Excerpted data:
+ + +

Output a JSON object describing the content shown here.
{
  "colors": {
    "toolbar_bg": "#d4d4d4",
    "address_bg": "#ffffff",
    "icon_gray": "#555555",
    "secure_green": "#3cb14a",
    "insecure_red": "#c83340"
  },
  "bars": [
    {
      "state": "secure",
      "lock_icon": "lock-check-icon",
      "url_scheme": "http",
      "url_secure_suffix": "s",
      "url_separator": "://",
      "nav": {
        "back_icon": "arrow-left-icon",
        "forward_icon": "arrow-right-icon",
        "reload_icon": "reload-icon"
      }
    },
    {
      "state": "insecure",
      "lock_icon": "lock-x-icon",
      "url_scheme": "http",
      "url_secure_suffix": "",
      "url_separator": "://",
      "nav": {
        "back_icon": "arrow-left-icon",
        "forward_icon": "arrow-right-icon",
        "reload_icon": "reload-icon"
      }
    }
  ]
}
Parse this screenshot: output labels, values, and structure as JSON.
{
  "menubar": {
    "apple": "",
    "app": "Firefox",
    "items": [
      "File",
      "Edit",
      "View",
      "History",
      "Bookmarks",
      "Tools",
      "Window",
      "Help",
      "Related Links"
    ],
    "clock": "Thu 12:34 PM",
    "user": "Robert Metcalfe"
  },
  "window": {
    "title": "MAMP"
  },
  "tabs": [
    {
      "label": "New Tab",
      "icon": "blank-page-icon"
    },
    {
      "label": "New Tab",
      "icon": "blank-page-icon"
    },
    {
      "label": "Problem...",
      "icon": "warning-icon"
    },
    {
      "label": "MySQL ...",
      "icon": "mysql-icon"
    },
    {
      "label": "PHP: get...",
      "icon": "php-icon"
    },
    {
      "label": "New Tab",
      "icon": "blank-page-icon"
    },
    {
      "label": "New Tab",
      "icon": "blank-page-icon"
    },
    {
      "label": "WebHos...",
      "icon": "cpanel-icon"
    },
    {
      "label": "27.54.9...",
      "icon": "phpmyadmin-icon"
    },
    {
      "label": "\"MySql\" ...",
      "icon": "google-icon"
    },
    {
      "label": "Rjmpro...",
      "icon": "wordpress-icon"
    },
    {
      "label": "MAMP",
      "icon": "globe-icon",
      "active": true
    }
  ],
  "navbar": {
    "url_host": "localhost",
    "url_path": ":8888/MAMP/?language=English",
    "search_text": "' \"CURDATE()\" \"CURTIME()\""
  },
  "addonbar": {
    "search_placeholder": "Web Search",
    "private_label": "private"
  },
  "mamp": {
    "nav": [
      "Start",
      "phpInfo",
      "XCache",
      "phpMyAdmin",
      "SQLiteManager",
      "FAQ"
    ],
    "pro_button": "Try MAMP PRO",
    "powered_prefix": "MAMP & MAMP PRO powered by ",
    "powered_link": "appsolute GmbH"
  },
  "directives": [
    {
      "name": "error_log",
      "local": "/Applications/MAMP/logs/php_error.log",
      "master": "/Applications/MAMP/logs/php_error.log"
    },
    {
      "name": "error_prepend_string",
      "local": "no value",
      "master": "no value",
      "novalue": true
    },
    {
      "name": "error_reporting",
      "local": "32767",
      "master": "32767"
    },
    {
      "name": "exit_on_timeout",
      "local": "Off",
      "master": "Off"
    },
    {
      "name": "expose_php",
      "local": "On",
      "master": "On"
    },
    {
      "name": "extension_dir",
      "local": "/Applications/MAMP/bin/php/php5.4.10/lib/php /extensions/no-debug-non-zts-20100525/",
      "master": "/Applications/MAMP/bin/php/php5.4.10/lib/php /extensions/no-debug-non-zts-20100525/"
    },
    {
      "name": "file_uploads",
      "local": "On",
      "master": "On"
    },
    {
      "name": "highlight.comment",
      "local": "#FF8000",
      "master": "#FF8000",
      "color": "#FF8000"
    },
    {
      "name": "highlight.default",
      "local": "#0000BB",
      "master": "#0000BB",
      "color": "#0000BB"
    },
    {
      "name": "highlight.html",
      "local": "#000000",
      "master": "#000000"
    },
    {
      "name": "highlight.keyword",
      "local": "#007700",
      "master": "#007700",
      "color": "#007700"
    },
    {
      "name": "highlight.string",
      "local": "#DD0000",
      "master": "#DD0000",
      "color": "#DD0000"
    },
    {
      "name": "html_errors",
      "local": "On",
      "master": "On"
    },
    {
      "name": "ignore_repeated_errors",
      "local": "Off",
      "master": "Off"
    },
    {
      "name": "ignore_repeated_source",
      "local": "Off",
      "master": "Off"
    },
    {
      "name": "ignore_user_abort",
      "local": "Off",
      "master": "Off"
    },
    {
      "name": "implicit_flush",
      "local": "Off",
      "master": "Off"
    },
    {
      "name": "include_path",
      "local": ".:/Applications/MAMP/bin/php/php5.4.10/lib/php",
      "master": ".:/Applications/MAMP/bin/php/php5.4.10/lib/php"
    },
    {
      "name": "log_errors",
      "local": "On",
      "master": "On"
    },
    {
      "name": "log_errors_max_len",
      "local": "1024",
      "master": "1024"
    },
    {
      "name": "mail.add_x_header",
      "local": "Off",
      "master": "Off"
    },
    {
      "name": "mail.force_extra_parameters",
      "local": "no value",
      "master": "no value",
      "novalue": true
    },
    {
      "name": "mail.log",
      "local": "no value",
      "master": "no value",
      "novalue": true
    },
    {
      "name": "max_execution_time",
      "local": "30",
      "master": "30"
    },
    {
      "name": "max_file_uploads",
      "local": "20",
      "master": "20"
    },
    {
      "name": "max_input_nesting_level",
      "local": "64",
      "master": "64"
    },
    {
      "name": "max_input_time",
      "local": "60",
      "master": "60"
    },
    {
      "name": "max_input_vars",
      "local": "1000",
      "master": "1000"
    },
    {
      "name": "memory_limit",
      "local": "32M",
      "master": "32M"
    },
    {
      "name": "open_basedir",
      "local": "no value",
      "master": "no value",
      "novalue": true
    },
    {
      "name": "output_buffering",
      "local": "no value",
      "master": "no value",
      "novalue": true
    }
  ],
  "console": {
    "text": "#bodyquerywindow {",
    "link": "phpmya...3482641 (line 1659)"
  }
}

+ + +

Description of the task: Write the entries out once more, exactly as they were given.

Finished task:
Output a JSON object describing the content shown here.
{
  "colors": {
    "toolbar_bg": "#d4d4d4",
    "address_bg": "#ffffff",
    "icon_gray": "#555555",
    "secure_green": "#3cb14a",
    "insecure_red": "#c83340"
  },
  "bars": [
    {
      "state": "secure",
      "lock_icon": "lock-check-icon",
      "url_scheme": "http",
      "url_secure_suffix": "s",
      "url_separator": "://",
      "nav": {
        "back_icon": "arrow-left-icon",
        "forward_icon": "arrow-right-icon",
        "reload_icon": "reload-icon"
      }
    },
    {
      "state": "insecure",
      "lock_icon": "lock-x-icon",
      "url_scheme": "http",
      "url_secure_suffix": "",
      "url_separator": "://",
      "nav": {
        "back_icon": "arrow-left-icon",
        "forward_icon": "arrow-right-icon",
        "reload_icon": "reload-icon"
      }
    }
  ]
}
Parse this screenshot: output labels, values, and structure as JSON.
{
  "menubar": {
    "apple": "",
    "app": "Firefox",
    "items": [
      "File",
      "Edit",
      "View",
      "History",
      "Bookmarks",
      "Tools",
      "Window",
      "Help",
      "Related Links"
    ],
    "clock": "Thu 12:34 PM",
    "user": "Robert Metcalfe"
  },
  "window": {
    "title": "MAMP"
  },
  "tabs": [
    {
      "label": "New Tab",
      "icon": "blank-page-icon"
    },
    {
      "label": "New Tab",
      "icon": "blank-page-icon"
    },
    {
      "label": "Problem...",
      "icon": "warning-icon"
    },
    {
      "label": "MySQL ...",
      "icon": "mysql-icon"
    },
    {
      "label": "PHP: get...",
      "icon": "php-icon"
    },
    {
      "label": "New Tab",
      "icon": "blank-page-icon"
    },
    {
      "label": "New Tab",
      "icon": "blank-page-icon"
    },
    {
      "label": "WebHos...",
      "icon": "cpanel-icon"
    },
    {
      "label": "27.54.9...",
      "icon": "phpmyadmin-icon"
    },
    {
      "label": "\"MySql\" ...",
      "icon": "google-icon"
    },
    {
      "label": "Rjmpro...",
      "icon": "wordpress-icon"
    },
    {
      "label": "MAMP",
      "icon": "globe-icon",
      "active": true
    }
  ],
  "navbar": {
    "url_host": "localhost",
    "url_path": ":8888/MAMP/?language=English",
    "search_text": "' \"CURDATE()\" \"CURTIME()\""
  },
  "addonbar": {
    "search_placeholder": "Web Search",
    "private_label": "private"
  },
  "mamp": {
    "nav": [
      "Start",
      "phpInfo",
      "XCache",
      "phpMyAdmin",
      "SQLiteManager",
      "FAQ"
    ],
    "pro_button": "Try MAMP PRO",
    "powered_prefix": "MAMP & MAMP PRO powered by ",
    "powered_link": "appsolute GmbH"
  },
  "directives": [
    {
      "name": "error_log",
      "local": "/Applications/MAMP/logs/php_error.log",
      "master": "/Applications/MAMP/logs/php_error.log"
    },
    {
      "name": "error_prepend_string",
      "local": "no value",
      "master": "no value",
      "novalue": true
    },
    {
      "name": "error_reporting",
      "local": "32767",
      "master": "32767"
    },
    {
      "name": "exit_on_timeout",
      "local": "Off",
      "master": "Off"
    },
    {
      "name": "expose_php",
      "local": "On",
      "master": "On"
    },
    {
      "name": "extension_dir",
      "local": "/Applications/MAMP/bin/php/php5.4.10/lib/php /extensions/no-debug-non-zts-20100525/",
      "master": "/Applications/MAMP/bin/php/php5.4.10/lib/php /extensions/no-debug-non-zts-20100525/"
    },
    {
      "name": "file_uploads",
      "local": "On",
      "master": "On"
    },
    {
      "name": "highlight.comment",
      "local": "#FF8000",
      "master": "#FF8000",
      "color": "#FF8000"
    },
    {
      "name": "highlight.default",
      "local": "#0000BB",
      "master": "#0000BB",
      "color": "#0000BB"
    },
    {
      "name": "highlight.html",
      "local": "#000000",
      "master": "#000000"
    },
    {
      "name": "highlight.keyword",
      "local": "#007700",
      "master": "#007700",
      "color": "#007700"
    },
    {
      "name": "highlight.string",
      "local": "#DD0000",
      "master": "#DD0000",
      "color": "#DD0000"
    },
    {
      "name": "html_errors",
      "local": "On",
      "master": "On"
    },
    {
      "name": "ignore_repeated_errors",
      "local": "Off",
      "master": "Off"
    },
    {
      "name": "ignore_repeated_source",
      "local": "Off",
      "master": "Off"
    },
    {
      "name": "ignore_user_abort",
      "local": "Off",
      "master": "Off"
    },
    {
      "name": "implicit_flush",
      "local": "Off",
      "master": "Off"
    },
    {
      "name": "include_path",
      "local": ".:/Applications/MAMP/bin/php/php5.4.10/lib/php",
      "master": ".:/Applications/MAMP/bin/php/php5.4.10/lib/php"
    },
    {
      "name": "log_errors",
      "local": "On",
      "master": "On"
    },
    {
      "name": "log_errors_max_len",
      "local": "1024",
      "master": "1024"
    },
    {
      "name": "mail.add_x_header",
      "local": "Off",
      "master": "Off"
    },
    {
      "name": "mail.force_extra_parameters",
      "local": "no value",
      "master": "no value",
      "novalue": true
    },
    {
      "name": "mail.log",
      "local": "no value",
      "master": "no value",
      "novalue": true
    },
    {
      "name": "max_execution_time",
      "local": "30",
      "master": "30"
    },
    {
      "name": "max_file_uploads",
      "local": "20",
      "master": "20"
    },
    {
      "name": "max_input_nesting_level",
      "local": "64",
      "master": "64"
    },
    {
      "name": "max_input_time",
      "local": "60",
      "master": "60"
    },
    {
      "name": "max_input_vars",
      "local": "1000",
      "master": "1000"
    },
    {
      "name": "memory_limit",
      "local": "32M",
      "master": "32M"
    },
    {
      "name": "open_basedir",
      "local": "no value",
      "master": "no value",
      "novalue": true
    },
    {
      "name": "output_buffering",
      "local": "no value",
      "master": "no value",
      "novalue": true
    }
  ],
  "console": {
    "text": "#bodyquerywindow {",
    "link": "phpmya...3482641 (line 1659)"
  }
}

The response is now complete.